--- Information shown ---
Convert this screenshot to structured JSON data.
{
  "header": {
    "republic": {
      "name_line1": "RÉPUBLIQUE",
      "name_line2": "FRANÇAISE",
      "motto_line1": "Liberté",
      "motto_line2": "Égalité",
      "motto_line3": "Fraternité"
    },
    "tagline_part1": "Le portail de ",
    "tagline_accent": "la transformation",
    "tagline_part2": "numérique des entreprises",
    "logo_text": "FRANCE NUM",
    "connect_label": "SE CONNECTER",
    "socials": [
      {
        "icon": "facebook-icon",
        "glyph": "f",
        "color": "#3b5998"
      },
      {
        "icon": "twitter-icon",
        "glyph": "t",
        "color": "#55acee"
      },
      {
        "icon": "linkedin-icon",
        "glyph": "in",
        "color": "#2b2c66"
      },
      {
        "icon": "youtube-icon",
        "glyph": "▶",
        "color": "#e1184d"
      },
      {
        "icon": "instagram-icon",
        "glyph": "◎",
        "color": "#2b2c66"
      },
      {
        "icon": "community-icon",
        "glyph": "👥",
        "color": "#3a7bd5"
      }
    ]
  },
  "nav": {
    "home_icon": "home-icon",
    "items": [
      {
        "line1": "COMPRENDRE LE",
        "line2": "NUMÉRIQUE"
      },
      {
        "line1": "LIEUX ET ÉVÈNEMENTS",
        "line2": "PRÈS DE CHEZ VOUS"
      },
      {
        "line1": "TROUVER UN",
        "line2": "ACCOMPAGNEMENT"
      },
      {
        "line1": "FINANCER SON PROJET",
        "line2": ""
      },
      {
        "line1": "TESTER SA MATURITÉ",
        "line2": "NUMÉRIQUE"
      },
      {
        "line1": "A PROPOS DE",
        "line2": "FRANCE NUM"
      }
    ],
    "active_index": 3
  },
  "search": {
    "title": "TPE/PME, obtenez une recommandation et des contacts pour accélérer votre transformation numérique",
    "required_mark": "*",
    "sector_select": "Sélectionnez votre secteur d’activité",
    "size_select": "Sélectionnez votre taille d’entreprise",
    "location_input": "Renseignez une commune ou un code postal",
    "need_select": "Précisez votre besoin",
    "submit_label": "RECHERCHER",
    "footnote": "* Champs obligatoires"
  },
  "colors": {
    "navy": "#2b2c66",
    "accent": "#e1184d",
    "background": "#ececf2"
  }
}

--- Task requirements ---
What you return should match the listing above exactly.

--- Expected answer ---
Convert this screenshot to structured JSON data.
{
  "header": {
    "republic": {
      "name_line1": "RÉPUBLIQUE",
      "name_line2": "FRANÇAISE",
      "motto_line1": "Liberté",
      "motto_line2": "Égalité",
      "motto_line3": "Fraternité"
    },
    "tagline_part1": "Le portail de ",
    "tagline_accent": "la transformation",
    "tagline_part2": "numérique des entreprises",
    "logo_text": "FRANCE NUM",
    "connect_label": "SE CONNECTER",
    "socials": [
      {
        "icon": "facebook-icon",
        "glyph": "f",
        "color": "#3b5998"
      },
      {
        "icon": "twitter-icon",
        "glyph": "t",
        "color": "#55acee"
      },
      {
        "icon": "linkedin-icon",
        "glyph": "in",
        "color": "#2b2c66"
      },
      {
        "icon": "youtube-icon",
        "glyph": "▶",
        "color": "#e1184d"
      },
      {
        "icon": "instagram-icon",
        "glyph": "◎",
        "color": "#2b2c66"
      },
      {
        "icon": "community-icon",
        "glyph": "👥",
        "color": "#3a7bd5"
      }
    ]
  },
  "nav": {
    "home_icon": "home-icon",
    "items": [
      {
        "line1": "COMPRENDRE LE",
        "line2": "NUMÉRIQUE"
      },
      {
        "line1": "LIEUX ET ÉVÈNEMENTS",
        "line2": "PRÈS DE CHEZ VOUS"
      },
      {
        "line1": "TROUVER UN",
        "line2": "ACCOMPAGNEMENT"
      },
      {
        "line1": "FINANCER SON PROJET",
        "line2": ""
      },
      {
        "line1": "TESTER SA MATURITÉ",
        "line2": "NUMÉRIQUE"
      },
      {
        "line1": "A PROPOS DE",
        "line2": "FRANCE NUM"
      }
    ],
    "active_index": 3
  },
  "search": {
    "title": "TPE/PME, obtenez une recommandation et des contacts pour accélérer votre transformation numérique",
    "required_mark": "*",
    "sector_select": "Sélectionnez votre secteur d’activité",
    "size_select": "Sélectionnez votre taille d’entreprise",
    "location_input": "Renseignez une commune ou un code postal",
    "need_select": "Précisez votre besoin",
    "submit_label": "RECHERCHER",
    "footnote": "* Champs obligatoires"
  },
  "colors": {
    "navy": "#2b2c66",
    "accent": "#e1184d",
    "background": "#ececf2"
  }
}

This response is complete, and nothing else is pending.